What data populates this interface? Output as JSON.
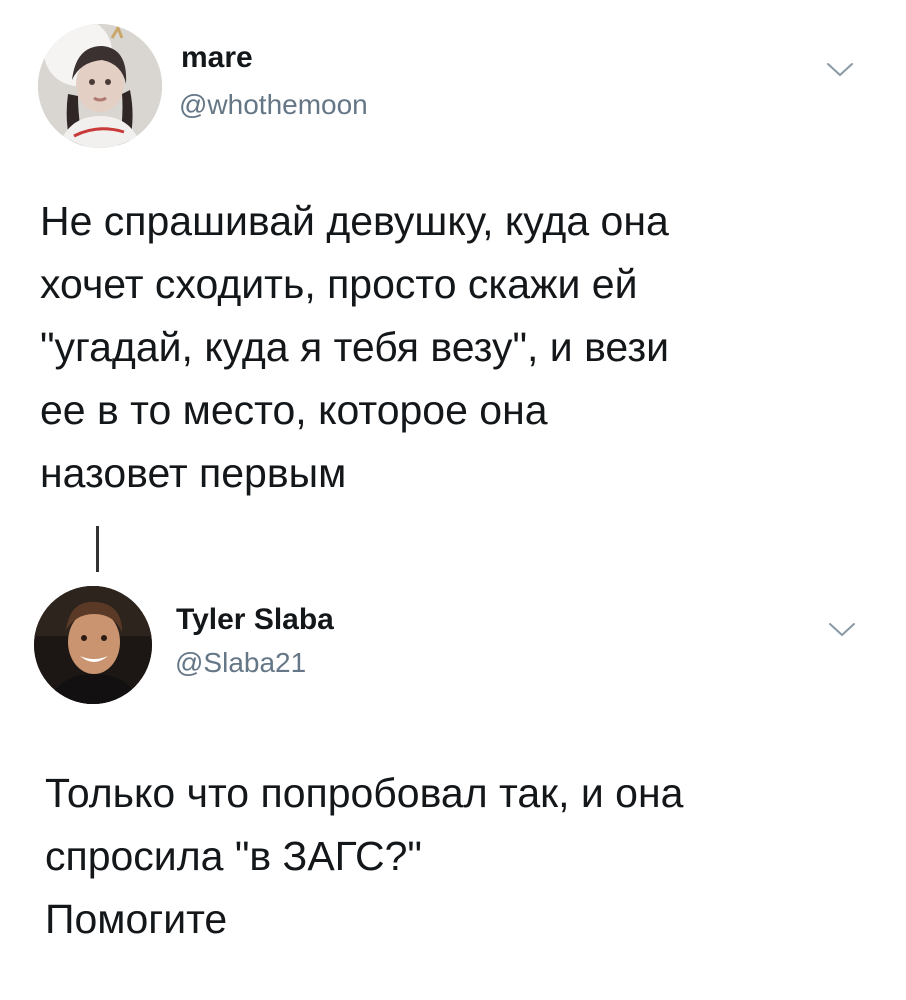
{
  "tweets": [
    {
      "display_name": "mare",
      "handle": "@whothemoon",
      "text_lines": [
        "Не спрашивай девушку, куда она",
        "хочет сходить, просто скажи ей",
        "\"угадай, куда я тебя везу\", и вези",
        "ее в то место, которое она",
        "назовет первым"
      ],
      "menu_icon": "chevron-down-icon"
    },
    {
      "display_name": "Tyler Slaba",
      "handle": "@Slaba21",
      "text_lines": [
        "Только что попробовал так, и она",
        "спросила \"в ЗАГС?\"",
        "Помогите"
      ],
      "menu_icon": "chevron-down-icon"
    }
  ],
  "colors": {
    "text": "#14171a",
    "secondary_text": "#657786",
    "chevron": "#8899a6",
    "thread_line": "#333333",
    "background": "#ffffff"
  }
}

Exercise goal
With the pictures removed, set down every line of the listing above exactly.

Task result
What data populates this interface? Output as JSON.
{
  "tweets": [
    {
      "display_name": "mare",
      "handle": "@whothemoon",
      "text_lines": [
        "Не спрашивай девушку, куда она",
        "хочет сходить, просто скажи ей",
        "\"угадай, куда я тебя везу\", и вези",
        "ее в то место, которое она",
        "назовет первым"
      ],
      "menu_icon": "chevron-down-icon"
    },
    {
      "display_name": "Tyler Slaba",
      "handle": "@Slaba21",
      "text_lines": [
        "Только что попробовал так, и она",
        "спросила \"в ЗАГС?\"",
        "Помогите"
      ],
      "menu_icon": "chevron-down-icon"
    }
  ],
  "colors": {
    "text": "#14171a",
    "secondary_text": "#657786",
    "chevron": "#8899a6",
    "thread_line": "#333333",
    "background": "#ffffff"
  }
}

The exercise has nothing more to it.